One practical application of these laws is sharing an elevator with a non-Jew on Shabbat (the nuances and propriety of using an elevator on Shabbat will be discussed elsewhere). If asked by a non-Jew to which floor one is going, one may not respond since this would constitute benefitting from the act of a non-Jew. Rather, it is preferable to get off on the same floor as the non-Jew and figure out a way to get to one’s floor, such as the stairs. It goes without saying that one should not do this if it will cause suspicion on the part of the non-Jews. If one happens to be going to the same floor as the non-Jew, then the act of pressing the floor is done for both parties. In such a case, the Rashba rules that this too would be forbidden. On the other hand, the Biur Halacha (§ 276, “Ve’im Yesh Hochacha”) rules that as long as the non-Jew is doing it for him/herself as well, then the Jew would be able to benefit.

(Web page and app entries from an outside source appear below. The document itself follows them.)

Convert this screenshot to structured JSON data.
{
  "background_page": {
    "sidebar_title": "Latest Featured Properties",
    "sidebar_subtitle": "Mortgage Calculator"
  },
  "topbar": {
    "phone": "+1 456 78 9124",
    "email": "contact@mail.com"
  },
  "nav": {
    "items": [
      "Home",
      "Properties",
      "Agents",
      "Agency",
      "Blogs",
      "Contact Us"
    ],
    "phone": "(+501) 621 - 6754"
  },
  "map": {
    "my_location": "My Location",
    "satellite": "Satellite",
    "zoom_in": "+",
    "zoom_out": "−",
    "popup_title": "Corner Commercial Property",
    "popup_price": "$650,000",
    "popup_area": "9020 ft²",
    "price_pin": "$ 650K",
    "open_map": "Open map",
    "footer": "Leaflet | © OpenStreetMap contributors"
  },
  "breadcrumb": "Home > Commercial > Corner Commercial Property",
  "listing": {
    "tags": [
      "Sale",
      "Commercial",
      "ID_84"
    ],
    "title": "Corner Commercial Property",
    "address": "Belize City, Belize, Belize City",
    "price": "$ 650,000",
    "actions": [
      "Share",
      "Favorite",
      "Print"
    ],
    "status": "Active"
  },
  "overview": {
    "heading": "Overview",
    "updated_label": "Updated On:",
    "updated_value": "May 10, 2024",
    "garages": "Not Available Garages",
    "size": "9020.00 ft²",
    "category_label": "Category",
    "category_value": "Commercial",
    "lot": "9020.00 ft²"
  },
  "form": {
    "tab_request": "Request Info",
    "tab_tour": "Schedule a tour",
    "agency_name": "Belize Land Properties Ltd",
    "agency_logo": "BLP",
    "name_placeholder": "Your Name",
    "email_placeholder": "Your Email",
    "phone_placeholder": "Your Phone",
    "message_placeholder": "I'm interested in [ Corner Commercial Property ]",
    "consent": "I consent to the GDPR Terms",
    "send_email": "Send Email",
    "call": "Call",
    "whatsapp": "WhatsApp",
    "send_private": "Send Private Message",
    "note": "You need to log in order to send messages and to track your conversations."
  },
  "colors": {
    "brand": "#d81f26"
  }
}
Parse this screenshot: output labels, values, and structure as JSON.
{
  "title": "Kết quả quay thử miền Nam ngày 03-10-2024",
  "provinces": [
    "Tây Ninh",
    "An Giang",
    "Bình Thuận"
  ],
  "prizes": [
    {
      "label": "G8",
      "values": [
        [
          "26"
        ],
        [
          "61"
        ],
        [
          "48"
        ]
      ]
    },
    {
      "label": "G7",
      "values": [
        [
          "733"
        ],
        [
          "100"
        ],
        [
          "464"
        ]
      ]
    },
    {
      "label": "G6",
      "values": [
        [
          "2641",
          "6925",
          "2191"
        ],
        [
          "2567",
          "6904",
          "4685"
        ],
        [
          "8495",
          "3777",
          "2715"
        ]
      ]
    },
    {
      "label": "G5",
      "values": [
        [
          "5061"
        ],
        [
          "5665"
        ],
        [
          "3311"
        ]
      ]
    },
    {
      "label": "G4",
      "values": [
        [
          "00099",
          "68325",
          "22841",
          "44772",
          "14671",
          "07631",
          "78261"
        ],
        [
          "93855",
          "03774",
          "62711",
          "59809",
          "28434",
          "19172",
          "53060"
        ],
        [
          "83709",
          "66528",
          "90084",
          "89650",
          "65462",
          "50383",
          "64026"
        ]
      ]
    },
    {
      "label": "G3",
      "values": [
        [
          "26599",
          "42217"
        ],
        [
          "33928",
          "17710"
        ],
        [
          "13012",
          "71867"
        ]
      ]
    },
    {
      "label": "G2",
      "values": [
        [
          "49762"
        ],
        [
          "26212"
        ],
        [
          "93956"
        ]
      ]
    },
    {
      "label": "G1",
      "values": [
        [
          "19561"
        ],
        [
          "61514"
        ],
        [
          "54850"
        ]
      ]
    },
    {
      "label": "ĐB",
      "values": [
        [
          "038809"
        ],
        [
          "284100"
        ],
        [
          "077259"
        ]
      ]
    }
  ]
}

Summary: A Jew may not benefit from a Melacha that was done by a non-Jew on Shabbat. One may benefit if the act was done specifically for a non-Jew, or if it was done for a Jew who is ill.